> INPUT
⟨

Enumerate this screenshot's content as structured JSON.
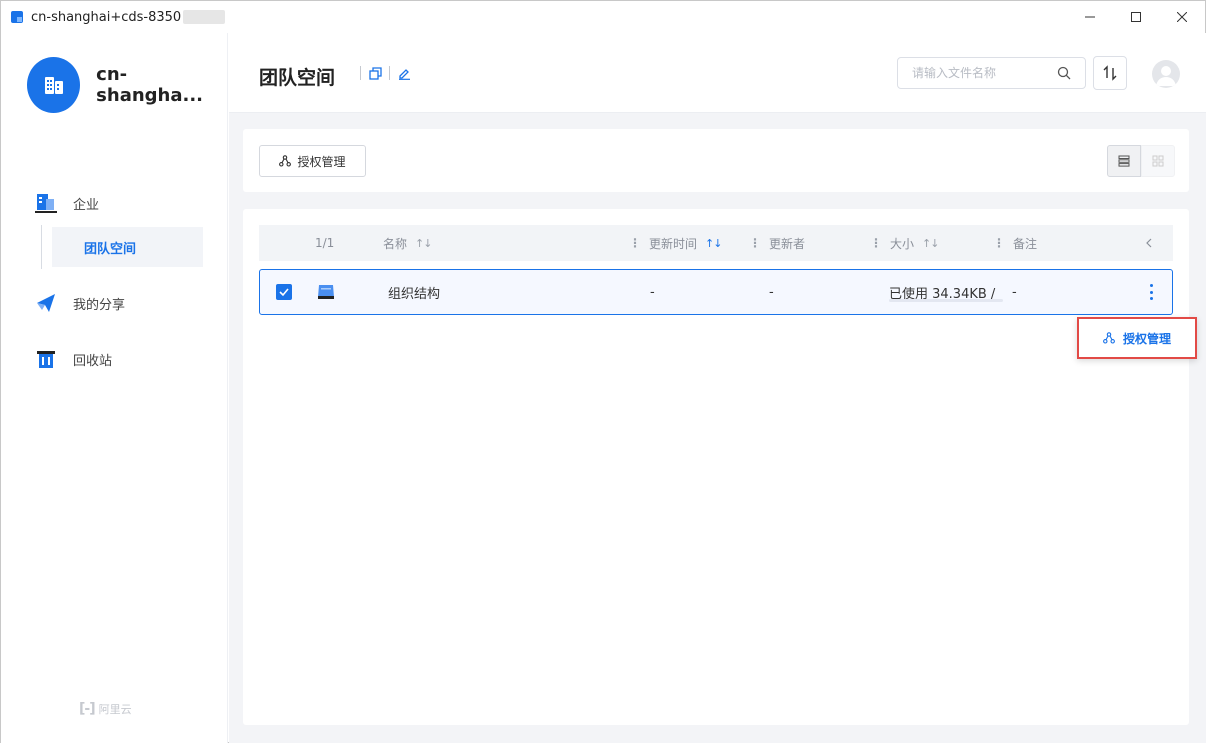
{
  "window": {
    "title": "cn-shanghai+cds-8350",
    "controls": [
      "minimize",
      "maximize",
      "close"
    ]
  },
  "sidebar": {
    "brand_name": "cn-shangha...",
    "nav": [
      {
        "label": "企业",
        "icon": "building-icon"
      },
      {
        "label": "团队空间",
        "icon": null,
        "active": true
      },
      {
        "label": "我的分享",
        "icon": "share-plane-icon"
      },
      {
        "label": "回收站",
        "icon": "trash-icon"
      }
    ],
    "footer_logo": "阿里云"
  },
  "header": {
    "page_title": "团队空间",
    "search_placeholder": "请输入文件名称"
  },
  "toolbar": {
    "auth_button_label": "授权管理"
  },
  "table": {
    "columns": {
      "count": "1/1",
      "name": "名称",
      "updated_time": "更新时间",
      "updater": "更新者",
      "size": "大小",
      "note": "备注"
    },
    "rows": [
      {
        "name": "组织结构",
        "updated_time": "-",
        "updater": "-",
        "size": "已使用 34.34KB /",
        "note": "-",
        "selected": true
      }
    ]
  },
  "context_menu": {
    "items": [
      {
        "label": "授权管理",
        "icon": "share-network-icon"
      }
    ]
  },
  "colors": {
    "accent": "#1a73e8",
    "highlight_border": "#e24a46",
    "background": "#f3f4f7"
  }
}
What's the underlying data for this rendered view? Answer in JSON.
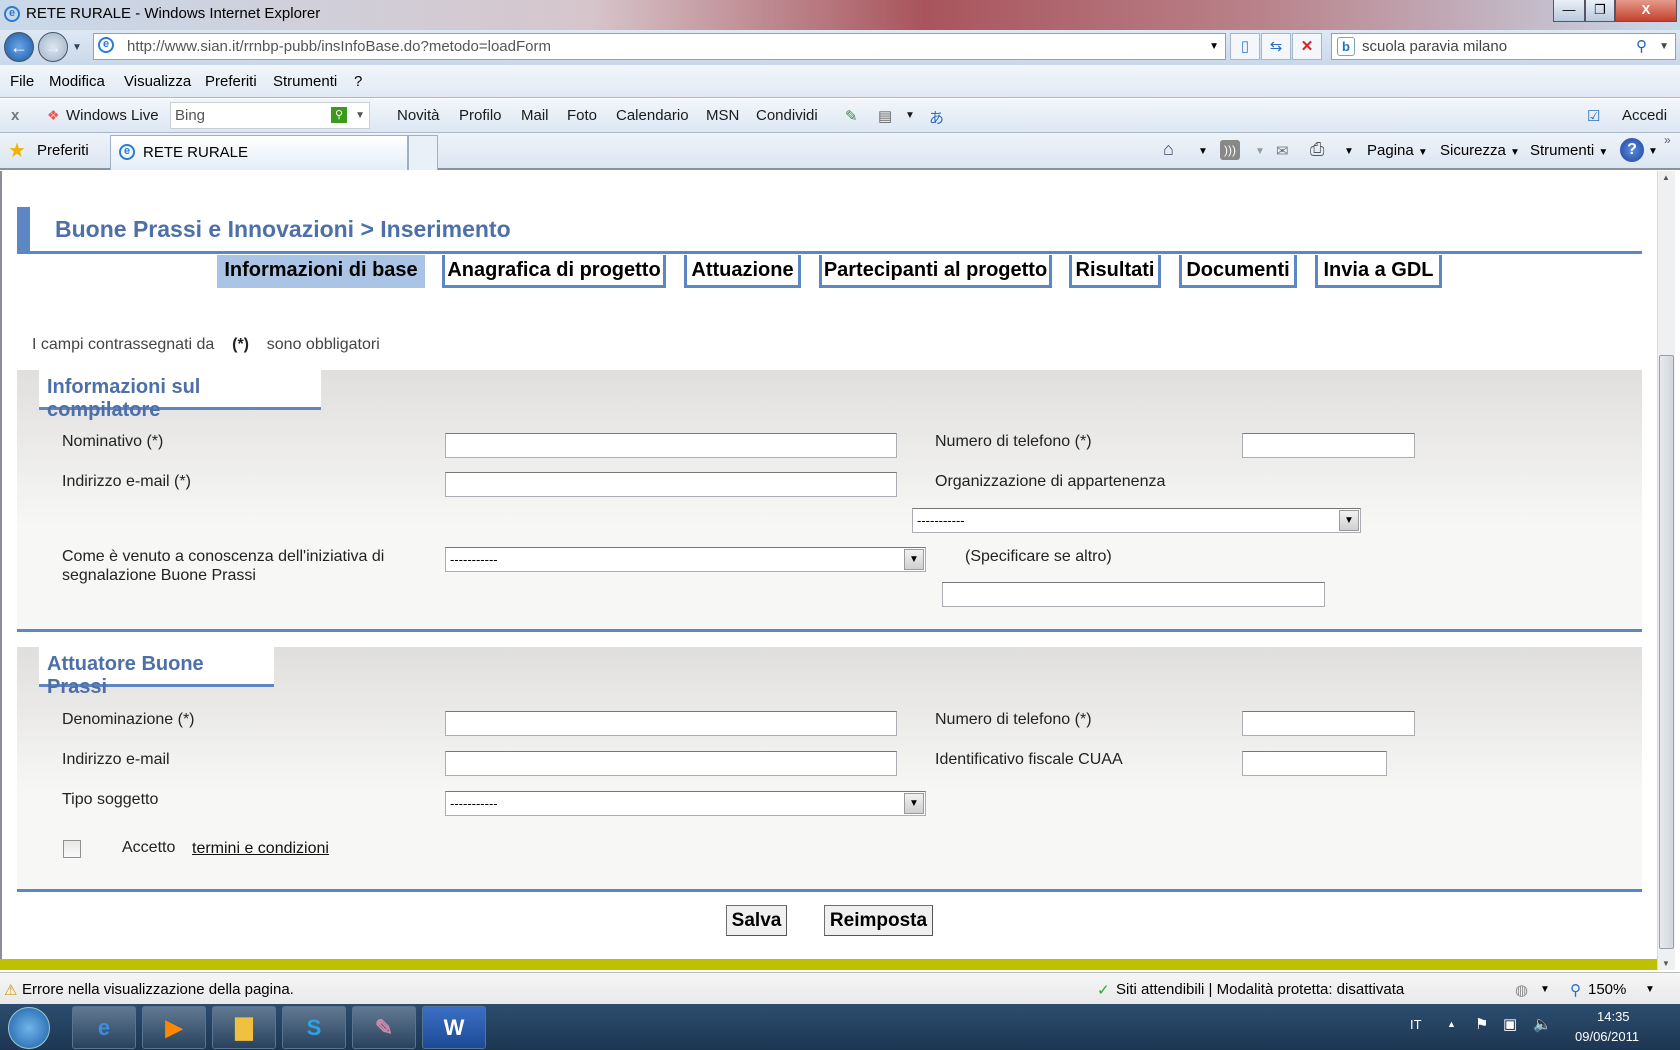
{
  "window": {
    "title": "RETE RURALE - Windows Internet Explorer",
    "minimize": "—",
    "restore": "❐",
    "close": "X"
  },
  "address": {
    "url": "http://www.sian.it/rrnbp-pubb/insInfoBase.do?metodo=loadForm",
    "search_value": "scuola paravia milano"
  },
  "menu": [
    "File",
    "Modifica",
    "Visualizza",
    "Preferiti",
    "Strumenti",
    "?"
  ],
  "live_toolbar": {
    "close": "x",
    "brand": "Windows Live",
    "search_placeholder": "Bing",
    "links": [
      "Novità",
      "Profilo",
      "Mail",
      "Foto",
      "Calendario",
      "MSN",
      "Condividi"
    ],
    "signin": "Accedi"
  },
  "favorites": {
    "label": "Preferiti",
    "tab_title": "RETE RURALE",
    "commands": [
      "Pagina",
      "Sicurezza",
      "Strumenti"
    ]
  },
  "page": {
    "title": "Buone Prassi e Innovazioni > Inserimento",
    "tabs": [
      {
        "label": "Informazioni di base",
        "active": true
      },
      {
        "label": "Anagrafica di progetto"
      },
      {
        "label": "Attuazione"
      },
      {
        "label": "Partecipanti al progetto"
      },
      {
        "label": "Risultati"
      },
      {
        "label": "Documenti"
      },
      {
        "label": "Invia a GDL"
      }
    ],
    "note": {
      "before": "I campi contrassegnati da",
      "mark": "(*)",
      "after": "sono obbligatori"
    },
    "compilatore": {
      "heading": "Informazioni sul compilatore",
      "nominativo": "Nominativo (*)",
      "telefono": "Numero di telefono (*)",
      "email": "Indirizzo e-mail  (*)",
      "organizzazione": "Organizzazione di appartenenza",
      "organizzazione_value": "-----------",
      "conoscenza_1": "Come è venuto a conoscenza dell'iniziativa di",
      "conoscenza_2": "segnalazione Buone Prassi",
      "conoscenza_value": "-----------",
      "specificare": "(Specificare se altro)"
    },
    "attuatore": {
      "heading": "Attuatore Buone Prassi",
      "denominazione": "Denominazione (*)",
      "telefono": "Numero di telefono (*)",
      "email": "Indirizzo e-mail",
      "cuaa": "Identificativo fiscale CUAA",
      "tipo": "Tipo soggetto",
      "tipo_value": "-----------",
      "accetto": "Accetto",
      "termini": "termini e condizioni"
    },
    "buttons": {
      "save": "Salva",
      "reset": "Reimposta"
    }
  },
  "status": {
    "error": "Errore nella visualizzazione della pagina.",
    "zone": "Siti attendibili | Modalità protetta: disattivata",
    "zoom": "150%"
  },
  "taskbar": {
    "lang": "IT",
    "time": "14:35",
    "date": "09/06/2011"
  },
  "colors": {
    "accent": "#5c87c4",
    "title": "#4d70a8",
    "active_tab": "#a9c4e4",
    "footer_bar": "#c1c000"
  }
}
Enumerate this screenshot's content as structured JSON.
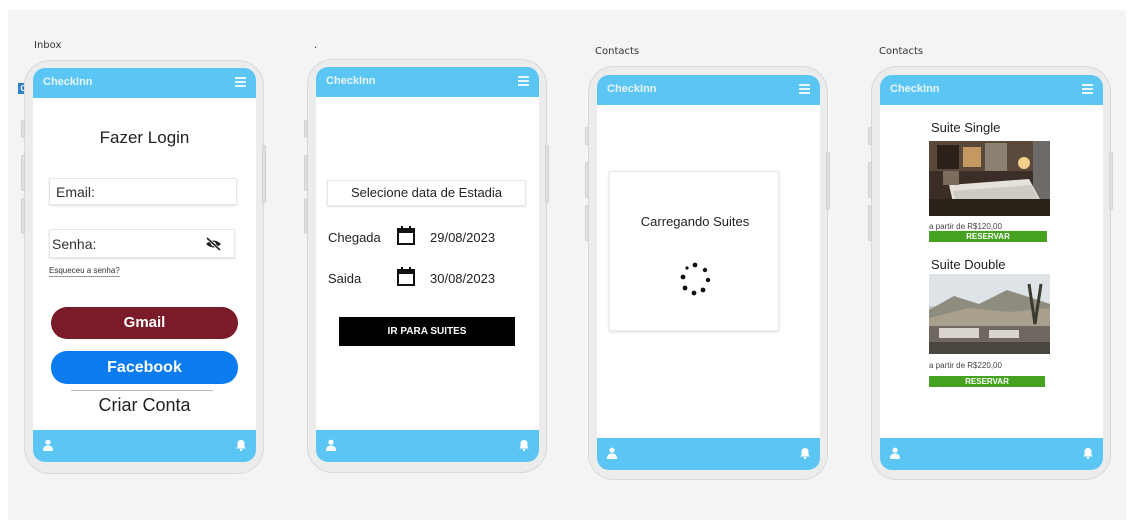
{
  "frames": [
    {
      "label": "Inbox"
    },
    {
      "label": "."
    },
    {
      "label": "Contacts"
    },
    {
      "label": "Contacts"
    }
  ],
  "badge": "O",
  "app": {
    "title": "CheckInn"
  },
  "login": {
    "heading": "Fazer Login",
    "email_placeholder": "Email:",
    "password_placeholder": "Senha:",
    "forgot": "Esqueceu a senha?",
    "gmail": "Gmail",
    "facebook": "Facebook",
    "create": "Criar Conta"
  },
  "dates": {
    "heading": "Selecione data de Estadia",
    "arrival_label": "Chegada",
    "arrival_date": "29/08/2023",
    "departure_label": "Saida",
    "departure_date": "30/08/2023",
    "button": "IR PARA SUITES"
  },
  "loading": {
    "text": "Carregando Suites"
  },
  "suites": [
    {
      "name": "Suite Single",
      "price": "a partir de R$120,00",
      "button": "RESERVAR"
    },
    {
      "name": "Suite Double",
      "price": "a partir de R$220,00",
      "button": "RESERVAR"
    }
  ],
  "colors": {
    "accent": "#5bc5f4",
    "gmail": "#7b1a28",
    "facebook": "#0a7cf0",
    "reserve": "#45a11f"
  }
}
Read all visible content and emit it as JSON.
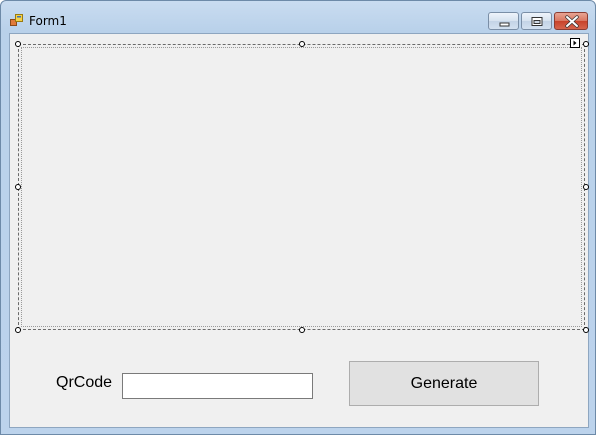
{
  "window": {
    "title": "Form1",
    "icon": "form-app-icon",
    "controls": {
      "minimize_icon": "minimize-icon",
      "maximize_icon": "restore-icon",
      "close_icon": "close-icon"
    },
    "close_color": "#c7432b"
  },
  "form": {
    "picture_box": {
      "selected": true
    },
    "qrcode_label": "QrCode",
    "qrcode_input": {
      "value": "",
      "placeholder": ""
    },
    "generate_button": "Generate"
  }
}
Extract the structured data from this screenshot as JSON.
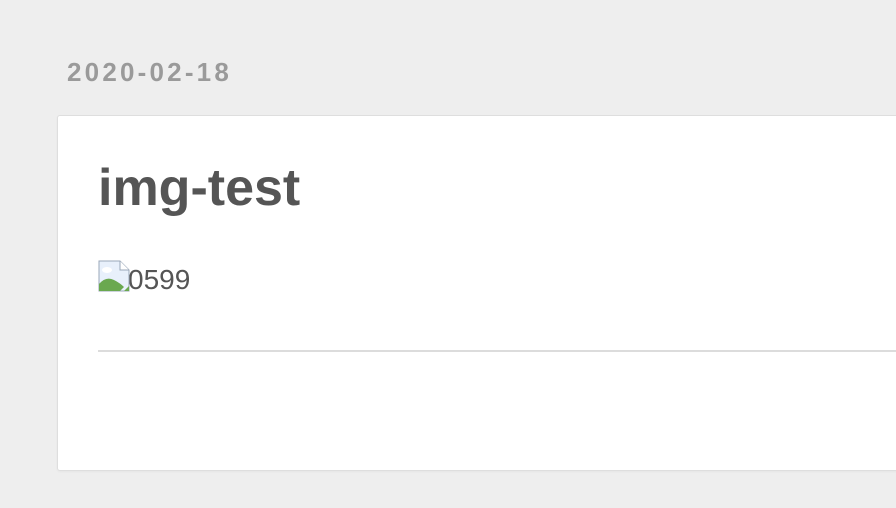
{
  "post": {
    "date": "2020-02-18",
    "title": "img-test",
    "image_alt": "0599",
    "image_icon": "broken-image-icon"
  },
  "colors": {
    "background": "#eeeeee",
    "card": "#ffffff",
    "date_text": "#9a9a9a",
    "body_text": "#555555",
    "divider": "#dcdcdc"
  }
}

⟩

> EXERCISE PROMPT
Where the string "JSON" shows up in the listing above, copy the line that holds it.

> SOLUTION FOR THIS EXERCISE
Enumerate this screenshot's content as structured JSON.
What's the underlying data for this rendered view? Answer in JSON.
Enumerate this screenshot's content as structured JSON.
Read all visible content and emit it as JSON.
Extract the structured data from this screenshot as JSON.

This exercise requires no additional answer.